RALEIGH, N.C. (WNCN) — The federal count of fully vaccinated North Carolinians is more than 300,000 short of the number state public health officials have reported.
North Carolina was one of more than a dozen states called out in recent media reports for not fully vaccinating at least half of their residents — even as the North Carolina Department of Health and Human Services says the rate is well over 50 percent.
A closer look shows just how wide the gap is between the vaccination numbers reported by NCDHHS and by the Centers for Disease Control and Prevention.
According to CDC numbers updated Tuesday, 49.6 percent of the state’s 10.4 million residents are fully vaccinated for a total of 5,200,642 people. Those numbers show 15 other states where fewer than half of their residents are fully vaccinated.
But even before NCDHHS updated its numbers Tuesday, those from Monday showed 5,537,252 full vaccinations — including 5.1 million people who got two doses, and more than 415,000 people who received the single-shot Johnson & Johnson vaccine.
It leaves a difference of 336,610 — and means they’re off by 6 percent.
That a lag exists is not a surprise.
But why is it so large?
CDC spokeswoman Chandra Zeikel, in an email, answered the obvious question first: The states do, in fact, have the most updated information.
Delays are possible — and common — throughout the reporting process.
Healthcare providers are supposed to report the doses they’ve given to their local jurisdiction within 72 hours but “there may be additional time required for data to then be transmitted from jurisdictions to CDC.”
“During that time, a difference between the number of doses reported to CDC and the number of doses actually administered by a jurisdiction is expected,” she said.
There’s also a question of location. Zeikel says the CDC attributes those figures to the jurisdiction where those people live.
The NCDHHS breakdown by county shows about 183,000 fully vaccinated people who are not classified by county. Roughly 80,000 live out of state and that information was missing for another 103,000.
That brings the total of fully vaccinated North Carolinians for whom their county of residence is known to 5.35 million — but even that number is still more than half, at 51 percent of the state’s population.
The bottom line: Those lags of varying length in the reporting chain make it difficult to make comparisons, she said.
“The data may not be directly comparable between the local and national levels because they may be reflecting data from slightly different time frames,” she said.
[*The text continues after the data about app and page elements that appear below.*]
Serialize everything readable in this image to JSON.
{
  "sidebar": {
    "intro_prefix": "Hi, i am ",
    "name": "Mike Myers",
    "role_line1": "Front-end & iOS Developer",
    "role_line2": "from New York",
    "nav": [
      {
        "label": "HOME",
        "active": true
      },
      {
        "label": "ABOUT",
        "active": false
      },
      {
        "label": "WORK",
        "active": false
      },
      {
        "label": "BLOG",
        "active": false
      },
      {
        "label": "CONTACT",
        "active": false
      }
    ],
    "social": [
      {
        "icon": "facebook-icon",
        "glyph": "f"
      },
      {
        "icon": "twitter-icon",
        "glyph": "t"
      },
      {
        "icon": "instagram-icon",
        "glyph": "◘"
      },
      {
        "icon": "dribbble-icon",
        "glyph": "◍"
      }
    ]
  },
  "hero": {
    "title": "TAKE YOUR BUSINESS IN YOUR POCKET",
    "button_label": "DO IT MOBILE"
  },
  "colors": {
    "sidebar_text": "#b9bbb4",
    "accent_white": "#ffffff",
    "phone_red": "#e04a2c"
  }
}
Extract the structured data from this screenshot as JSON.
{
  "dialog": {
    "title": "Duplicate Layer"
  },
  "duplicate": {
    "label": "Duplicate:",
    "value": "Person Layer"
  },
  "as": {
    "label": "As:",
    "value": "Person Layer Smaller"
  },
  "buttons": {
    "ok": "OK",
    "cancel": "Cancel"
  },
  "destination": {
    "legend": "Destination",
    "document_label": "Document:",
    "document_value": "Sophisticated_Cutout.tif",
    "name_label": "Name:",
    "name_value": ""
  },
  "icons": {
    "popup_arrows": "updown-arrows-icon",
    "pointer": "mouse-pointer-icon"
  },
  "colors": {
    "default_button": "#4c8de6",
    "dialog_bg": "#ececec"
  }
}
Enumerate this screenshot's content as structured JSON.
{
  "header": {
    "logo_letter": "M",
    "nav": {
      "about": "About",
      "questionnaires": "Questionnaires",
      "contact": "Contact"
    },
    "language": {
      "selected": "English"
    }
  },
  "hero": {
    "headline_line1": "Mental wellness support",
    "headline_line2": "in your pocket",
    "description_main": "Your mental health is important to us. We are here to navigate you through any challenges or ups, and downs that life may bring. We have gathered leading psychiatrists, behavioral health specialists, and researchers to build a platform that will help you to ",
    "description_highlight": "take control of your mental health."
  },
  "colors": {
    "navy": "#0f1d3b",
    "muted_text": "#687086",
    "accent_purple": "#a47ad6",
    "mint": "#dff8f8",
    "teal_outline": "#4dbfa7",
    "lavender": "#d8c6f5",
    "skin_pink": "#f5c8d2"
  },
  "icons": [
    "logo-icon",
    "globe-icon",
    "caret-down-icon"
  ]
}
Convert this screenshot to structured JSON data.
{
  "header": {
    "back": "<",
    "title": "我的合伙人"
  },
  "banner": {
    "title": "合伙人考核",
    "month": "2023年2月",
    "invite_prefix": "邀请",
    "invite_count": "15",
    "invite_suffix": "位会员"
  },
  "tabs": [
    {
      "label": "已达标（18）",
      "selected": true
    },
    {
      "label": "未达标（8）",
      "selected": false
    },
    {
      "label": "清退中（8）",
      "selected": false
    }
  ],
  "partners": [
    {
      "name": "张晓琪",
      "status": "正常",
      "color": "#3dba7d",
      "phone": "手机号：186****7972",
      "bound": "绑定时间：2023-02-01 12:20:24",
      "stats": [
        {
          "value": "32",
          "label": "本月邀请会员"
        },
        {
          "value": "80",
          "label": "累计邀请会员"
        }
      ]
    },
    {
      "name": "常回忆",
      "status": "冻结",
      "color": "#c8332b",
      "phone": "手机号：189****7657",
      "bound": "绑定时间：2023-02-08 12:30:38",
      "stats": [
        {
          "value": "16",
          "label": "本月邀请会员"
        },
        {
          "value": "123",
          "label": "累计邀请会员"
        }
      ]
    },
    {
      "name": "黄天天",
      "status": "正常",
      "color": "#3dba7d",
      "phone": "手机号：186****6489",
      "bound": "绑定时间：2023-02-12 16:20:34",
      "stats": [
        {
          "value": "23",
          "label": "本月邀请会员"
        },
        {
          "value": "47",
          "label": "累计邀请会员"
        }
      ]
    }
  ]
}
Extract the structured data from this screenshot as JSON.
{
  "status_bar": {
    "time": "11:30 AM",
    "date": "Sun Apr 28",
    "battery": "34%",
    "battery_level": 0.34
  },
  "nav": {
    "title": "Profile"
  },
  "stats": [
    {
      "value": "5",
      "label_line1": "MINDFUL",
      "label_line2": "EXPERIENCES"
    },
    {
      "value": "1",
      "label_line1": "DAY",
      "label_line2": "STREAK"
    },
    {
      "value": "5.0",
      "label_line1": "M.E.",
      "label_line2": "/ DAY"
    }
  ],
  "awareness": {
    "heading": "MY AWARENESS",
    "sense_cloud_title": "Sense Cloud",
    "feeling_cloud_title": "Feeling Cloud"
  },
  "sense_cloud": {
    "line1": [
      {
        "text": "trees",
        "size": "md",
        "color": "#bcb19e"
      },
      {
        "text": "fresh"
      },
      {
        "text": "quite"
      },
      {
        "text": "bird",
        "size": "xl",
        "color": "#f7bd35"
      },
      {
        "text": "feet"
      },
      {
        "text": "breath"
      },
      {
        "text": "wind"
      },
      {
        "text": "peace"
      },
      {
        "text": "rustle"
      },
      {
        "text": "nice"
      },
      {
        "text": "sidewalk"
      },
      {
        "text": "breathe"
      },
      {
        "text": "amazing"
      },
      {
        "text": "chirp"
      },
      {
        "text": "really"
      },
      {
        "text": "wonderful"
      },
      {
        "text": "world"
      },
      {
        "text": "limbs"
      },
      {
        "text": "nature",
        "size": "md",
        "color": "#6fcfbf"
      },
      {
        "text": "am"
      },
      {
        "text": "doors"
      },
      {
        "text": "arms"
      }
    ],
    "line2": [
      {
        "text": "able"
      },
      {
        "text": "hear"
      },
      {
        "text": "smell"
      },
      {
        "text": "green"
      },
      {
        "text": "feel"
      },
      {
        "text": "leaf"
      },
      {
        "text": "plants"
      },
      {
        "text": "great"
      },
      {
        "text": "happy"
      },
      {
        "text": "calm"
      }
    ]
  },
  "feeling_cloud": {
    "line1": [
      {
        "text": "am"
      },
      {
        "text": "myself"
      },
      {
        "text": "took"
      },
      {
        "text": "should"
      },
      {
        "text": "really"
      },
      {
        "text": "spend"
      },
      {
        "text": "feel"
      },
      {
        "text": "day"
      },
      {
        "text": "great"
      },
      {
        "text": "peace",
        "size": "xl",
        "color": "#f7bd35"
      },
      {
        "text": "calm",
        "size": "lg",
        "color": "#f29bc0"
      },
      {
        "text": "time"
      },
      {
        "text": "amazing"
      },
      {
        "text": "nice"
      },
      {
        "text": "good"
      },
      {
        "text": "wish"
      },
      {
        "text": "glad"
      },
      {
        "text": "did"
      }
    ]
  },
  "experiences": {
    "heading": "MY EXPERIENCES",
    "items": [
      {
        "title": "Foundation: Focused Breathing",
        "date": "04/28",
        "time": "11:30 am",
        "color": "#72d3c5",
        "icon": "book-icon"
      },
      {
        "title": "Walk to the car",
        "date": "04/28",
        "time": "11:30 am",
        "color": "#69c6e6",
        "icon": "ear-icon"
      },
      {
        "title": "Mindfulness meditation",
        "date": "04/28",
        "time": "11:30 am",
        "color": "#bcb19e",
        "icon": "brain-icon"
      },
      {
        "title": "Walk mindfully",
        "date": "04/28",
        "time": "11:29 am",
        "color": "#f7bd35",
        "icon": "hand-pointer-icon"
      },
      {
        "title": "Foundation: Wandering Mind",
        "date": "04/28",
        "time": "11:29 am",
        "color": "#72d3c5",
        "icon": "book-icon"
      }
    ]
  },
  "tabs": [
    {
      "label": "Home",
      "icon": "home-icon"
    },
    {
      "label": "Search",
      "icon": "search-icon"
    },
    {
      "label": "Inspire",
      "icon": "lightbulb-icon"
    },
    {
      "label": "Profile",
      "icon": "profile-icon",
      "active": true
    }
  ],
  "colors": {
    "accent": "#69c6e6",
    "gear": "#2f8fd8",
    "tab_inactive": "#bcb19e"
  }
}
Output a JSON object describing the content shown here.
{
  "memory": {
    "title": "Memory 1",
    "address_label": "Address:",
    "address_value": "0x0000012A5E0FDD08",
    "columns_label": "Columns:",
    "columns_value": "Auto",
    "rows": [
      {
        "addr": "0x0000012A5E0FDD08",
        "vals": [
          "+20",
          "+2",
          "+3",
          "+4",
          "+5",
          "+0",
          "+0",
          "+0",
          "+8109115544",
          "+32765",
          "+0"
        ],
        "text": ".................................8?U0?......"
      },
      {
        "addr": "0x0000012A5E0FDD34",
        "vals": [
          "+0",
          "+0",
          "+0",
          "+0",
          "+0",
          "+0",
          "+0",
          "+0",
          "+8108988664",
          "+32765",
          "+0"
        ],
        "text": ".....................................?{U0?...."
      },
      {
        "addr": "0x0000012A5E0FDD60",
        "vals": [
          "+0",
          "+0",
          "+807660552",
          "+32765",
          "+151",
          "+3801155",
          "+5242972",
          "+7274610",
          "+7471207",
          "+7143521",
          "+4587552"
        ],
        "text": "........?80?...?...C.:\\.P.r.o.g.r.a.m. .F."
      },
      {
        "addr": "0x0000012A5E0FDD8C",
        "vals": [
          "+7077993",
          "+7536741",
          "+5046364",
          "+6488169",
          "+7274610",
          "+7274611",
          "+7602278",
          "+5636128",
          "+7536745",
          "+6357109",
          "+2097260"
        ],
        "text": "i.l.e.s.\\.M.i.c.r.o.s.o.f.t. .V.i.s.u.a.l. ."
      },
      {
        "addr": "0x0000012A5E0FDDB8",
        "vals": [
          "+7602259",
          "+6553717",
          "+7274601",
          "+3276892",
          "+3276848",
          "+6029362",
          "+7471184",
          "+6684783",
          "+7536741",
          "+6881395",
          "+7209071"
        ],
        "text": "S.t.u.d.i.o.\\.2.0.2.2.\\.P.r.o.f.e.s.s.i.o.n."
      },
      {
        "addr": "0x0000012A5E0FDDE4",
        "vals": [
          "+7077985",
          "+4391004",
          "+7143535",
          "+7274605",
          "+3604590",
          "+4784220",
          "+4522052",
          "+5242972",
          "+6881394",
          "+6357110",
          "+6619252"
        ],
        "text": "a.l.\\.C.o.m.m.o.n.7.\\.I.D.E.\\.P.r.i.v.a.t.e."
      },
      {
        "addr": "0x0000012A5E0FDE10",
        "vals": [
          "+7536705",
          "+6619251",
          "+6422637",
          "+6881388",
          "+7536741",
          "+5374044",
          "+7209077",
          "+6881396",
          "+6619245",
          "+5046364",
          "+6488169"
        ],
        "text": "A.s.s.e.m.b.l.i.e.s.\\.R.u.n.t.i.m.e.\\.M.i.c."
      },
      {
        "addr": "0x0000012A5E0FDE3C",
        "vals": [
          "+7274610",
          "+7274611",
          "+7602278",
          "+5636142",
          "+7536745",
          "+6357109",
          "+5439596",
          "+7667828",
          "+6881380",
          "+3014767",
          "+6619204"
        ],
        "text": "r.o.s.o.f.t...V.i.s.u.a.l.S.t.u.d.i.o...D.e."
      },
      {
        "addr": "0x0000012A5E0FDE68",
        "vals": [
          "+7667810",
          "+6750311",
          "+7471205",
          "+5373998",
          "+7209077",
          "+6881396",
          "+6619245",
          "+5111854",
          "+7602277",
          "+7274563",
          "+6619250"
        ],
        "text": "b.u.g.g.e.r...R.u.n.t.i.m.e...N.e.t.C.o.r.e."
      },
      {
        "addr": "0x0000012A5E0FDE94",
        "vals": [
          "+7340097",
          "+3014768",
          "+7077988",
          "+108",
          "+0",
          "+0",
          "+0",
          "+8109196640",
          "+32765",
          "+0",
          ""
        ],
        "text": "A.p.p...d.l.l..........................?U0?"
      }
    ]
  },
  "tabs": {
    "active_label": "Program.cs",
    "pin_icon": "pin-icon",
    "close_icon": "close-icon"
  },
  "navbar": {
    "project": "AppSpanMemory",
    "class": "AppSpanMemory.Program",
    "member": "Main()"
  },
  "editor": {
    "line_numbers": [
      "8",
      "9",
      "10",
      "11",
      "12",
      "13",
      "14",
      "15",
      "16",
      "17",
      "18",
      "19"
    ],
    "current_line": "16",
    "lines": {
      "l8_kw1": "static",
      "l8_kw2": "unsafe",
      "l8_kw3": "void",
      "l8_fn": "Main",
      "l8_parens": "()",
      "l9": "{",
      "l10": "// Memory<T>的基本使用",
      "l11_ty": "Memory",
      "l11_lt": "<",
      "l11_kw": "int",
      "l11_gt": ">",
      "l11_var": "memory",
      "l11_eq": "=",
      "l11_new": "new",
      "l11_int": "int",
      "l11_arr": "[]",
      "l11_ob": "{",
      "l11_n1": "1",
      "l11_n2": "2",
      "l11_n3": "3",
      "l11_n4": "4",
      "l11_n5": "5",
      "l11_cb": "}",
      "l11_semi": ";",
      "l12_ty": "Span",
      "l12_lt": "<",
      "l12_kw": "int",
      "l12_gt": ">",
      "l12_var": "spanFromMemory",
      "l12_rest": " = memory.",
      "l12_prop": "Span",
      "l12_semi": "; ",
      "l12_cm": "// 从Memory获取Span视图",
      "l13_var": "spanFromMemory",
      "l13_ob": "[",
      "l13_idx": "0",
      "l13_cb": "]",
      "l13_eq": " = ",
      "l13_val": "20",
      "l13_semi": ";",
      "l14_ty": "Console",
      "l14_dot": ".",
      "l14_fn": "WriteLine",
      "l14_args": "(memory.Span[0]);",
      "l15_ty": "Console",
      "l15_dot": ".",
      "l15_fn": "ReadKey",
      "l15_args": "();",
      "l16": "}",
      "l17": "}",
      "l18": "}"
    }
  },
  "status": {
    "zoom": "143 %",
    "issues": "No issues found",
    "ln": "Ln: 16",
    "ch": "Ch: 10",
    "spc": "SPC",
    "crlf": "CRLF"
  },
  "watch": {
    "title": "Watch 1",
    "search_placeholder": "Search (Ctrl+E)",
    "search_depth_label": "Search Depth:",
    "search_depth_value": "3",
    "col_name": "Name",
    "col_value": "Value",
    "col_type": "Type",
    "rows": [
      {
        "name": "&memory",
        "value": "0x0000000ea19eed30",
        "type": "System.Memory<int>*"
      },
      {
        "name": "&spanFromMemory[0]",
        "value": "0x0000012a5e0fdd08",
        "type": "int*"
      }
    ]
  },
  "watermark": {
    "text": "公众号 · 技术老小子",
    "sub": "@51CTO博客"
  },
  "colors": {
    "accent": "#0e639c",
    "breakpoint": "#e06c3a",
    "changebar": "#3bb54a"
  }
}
“It’s important to know that the vaccine administration process is complex and requires strong cooperation and partnership with all parties at the jurisdictional, local, and federal levels,” she added.